Desjardins Canal/High Level Bridge
The gap spanned by the High Level Bridge is not a natural feature; it was cut in the early 1850’s to provide a new route for the Desjardins Canal when the railroad came to Hamilton. The canal was opened in 1837, allowing Dundas, the local centre of commerce, to be accessed by hundreds of boats and barges.
The decision was made to run the railroad into Hamilton instead of Dundas, but it meant that the tracks would have to cross the “Heights”. Rather than maintain swing bridges across the canal route, railway engineers felt it was simpler to fill in parts of the old canal channel and make a new cut through the Heights. A high bridge was built to span the gap, eliminating the need for swing bridges. When the cut was made, Mastodon and Giant Elk bones were found fossilized deep in the bar. Burlington Heights is a giant sandbar formed at the end of the last ice age, when Lake Ontario was about 35 metres higher than present. During its formation, a lagoon formed to the west, submersing all of Cootes, its north shore, and much of the area now occupied by the Westdale Neighbourhood.
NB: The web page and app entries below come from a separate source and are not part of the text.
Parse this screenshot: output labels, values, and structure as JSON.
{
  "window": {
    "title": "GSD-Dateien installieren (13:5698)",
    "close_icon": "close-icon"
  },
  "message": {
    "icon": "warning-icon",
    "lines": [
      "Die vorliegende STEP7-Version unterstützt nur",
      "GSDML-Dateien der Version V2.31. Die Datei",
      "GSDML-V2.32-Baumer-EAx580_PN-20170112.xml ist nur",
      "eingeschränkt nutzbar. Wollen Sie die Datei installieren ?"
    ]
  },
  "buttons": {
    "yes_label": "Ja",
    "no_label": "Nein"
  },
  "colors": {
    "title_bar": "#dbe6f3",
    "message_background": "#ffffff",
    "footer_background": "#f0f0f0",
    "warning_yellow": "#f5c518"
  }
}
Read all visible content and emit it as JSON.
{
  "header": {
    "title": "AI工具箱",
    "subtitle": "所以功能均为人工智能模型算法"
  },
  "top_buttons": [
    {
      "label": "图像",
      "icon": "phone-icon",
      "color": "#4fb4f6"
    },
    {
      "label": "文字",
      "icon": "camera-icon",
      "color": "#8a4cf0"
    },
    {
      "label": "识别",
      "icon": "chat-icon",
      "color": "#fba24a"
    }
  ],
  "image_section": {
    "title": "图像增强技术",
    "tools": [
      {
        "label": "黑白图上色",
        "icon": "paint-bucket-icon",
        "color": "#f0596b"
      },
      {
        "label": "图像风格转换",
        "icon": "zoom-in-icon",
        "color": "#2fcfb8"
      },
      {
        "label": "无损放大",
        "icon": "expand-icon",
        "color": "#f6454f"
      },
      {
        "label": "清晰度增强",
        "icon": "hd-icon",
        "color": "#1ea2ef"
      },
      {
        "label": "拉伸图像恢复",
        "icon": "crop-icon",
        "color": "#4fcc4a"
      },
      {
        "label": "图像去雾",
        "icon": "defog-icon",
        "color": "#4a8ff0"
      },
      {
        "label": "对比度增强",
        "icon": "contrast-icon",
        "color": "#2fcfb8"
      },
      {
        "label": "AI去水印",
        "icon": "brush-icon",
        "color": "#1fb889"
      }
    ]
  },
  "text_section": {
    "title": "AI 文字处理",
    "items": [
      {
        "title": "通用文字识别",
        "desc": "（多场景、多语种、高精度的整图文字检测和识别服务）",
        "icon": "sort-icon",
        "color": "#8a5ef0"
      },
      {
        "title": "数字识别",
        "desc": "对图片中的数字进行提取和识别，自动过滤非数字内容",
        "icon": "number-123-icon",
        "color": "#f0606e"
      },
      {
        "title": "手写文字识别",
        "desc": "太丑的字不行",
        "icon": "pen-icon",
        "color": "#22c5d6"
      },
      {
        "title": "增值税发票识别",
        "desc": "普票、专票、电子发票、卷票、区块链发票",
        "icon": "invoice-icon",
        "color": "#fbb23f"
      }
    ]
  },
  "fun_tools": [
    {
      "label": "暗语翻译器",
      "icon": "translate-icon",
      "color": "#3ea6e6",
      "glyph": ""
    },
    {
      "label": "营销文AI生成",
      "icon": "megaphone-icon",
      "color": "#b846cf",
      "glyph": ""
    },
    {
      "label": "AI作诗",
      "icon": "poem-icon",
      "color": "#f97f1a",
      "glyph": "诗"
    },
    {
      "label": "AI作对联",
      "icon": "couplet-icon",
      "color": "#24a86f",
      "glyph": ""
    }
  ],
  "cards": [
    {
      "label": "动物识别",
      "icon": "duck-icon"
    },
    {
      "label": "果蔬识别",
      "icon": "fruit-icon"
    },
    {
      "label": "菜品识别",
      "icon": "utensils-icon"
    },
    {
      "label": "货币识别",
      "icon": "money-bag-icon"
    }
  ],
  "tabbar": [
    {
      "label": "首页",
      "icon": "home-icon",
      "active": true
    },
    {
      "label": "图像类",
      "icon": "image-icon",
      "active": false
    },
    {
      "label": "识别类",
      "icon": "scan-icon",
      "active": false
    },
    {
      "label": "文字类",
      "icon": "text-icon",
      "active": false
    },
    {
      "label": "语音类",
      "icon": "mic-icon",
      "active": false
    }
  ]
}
The Fishway is located on the Desjardins Canal between Hamilton Harbour and Cootes Paradise, under the McQuesten (High-Level) Bridge on York Blvd. The primary function of the Fishway is to prevent the spring migration of adult carp from Hamilton Harbour into the marsh. The Fishway is equipped with a series of baskets to capture fish and pass them over the Fishway.
The Desjardins Recreational Trail forms a 1 kilometre long link between Cootes Paradise, Hamilton Harbour, and Kay Drage Park on Macklin Street North. The Trail was initially developed as an access road to maintain the Cootes Paradise Fishway located at the historically significant Desjardins Canal.
Cootes Paradise Marsh is part of the Royal Botanical gardens (RBG). This area was once an extensive cattail marsh, and the RBG, in conjunction with partners including the Fish & Wildlife Habitat Restoration Project, the Bay Area Restoration Council, McMaster University, and the Department of Fisheries and Oceans, are working to restore this sanctuary. Over 20 kilometres of hiking trails surround the marsh, with access to the Bruce Trail. An exhibit outlining the story of Cootes Paradise, its history and restoration, is a feature of the Nature Interpretive Centre, located in the RBG Arboretum on the north shore.
Parking is available at Bayfront Park, entry off Bay Street North at Simcoe Street West. Washrooms are located in the parking lot and are open April to November from 7:00 a.m. to 10:00 p.m. daily, with portable units along the Hamilton Harbour Waterfront Trail.
The Hamilton Harbour Waterfront Trail has received generous financial and service-in-kind support from the following Government Agencies, the Private Sector, and the Citizens of Hamilton.
- Millennium Partnership Program
- Fish & Wildlife Habitat Restoration Project
- Waterfront Regeneration Trust
- Dofasco Inc.
- Bay Area Restoration Council
- Hamilton Harbour Commissioners
- Hamilton Naturalists’ Club
- Regional Tree Planting Program
- Columbian Chemicals
- Berminghammer Foundation Equipment
- Hamilton-Wentworth Land Stewardship Council
- Canusa Games – Hamilton Branch
- City of Hamilton
- Public at large
The Hamilton Harbour Waterfront Trail is supported by the City of Hamilton, Canada Millennium Partnership Program, Fish & Wildlife Habitat Restoration Project, The Waterfront Regeneration Trust, and the community at large.
Doug Worrall Photography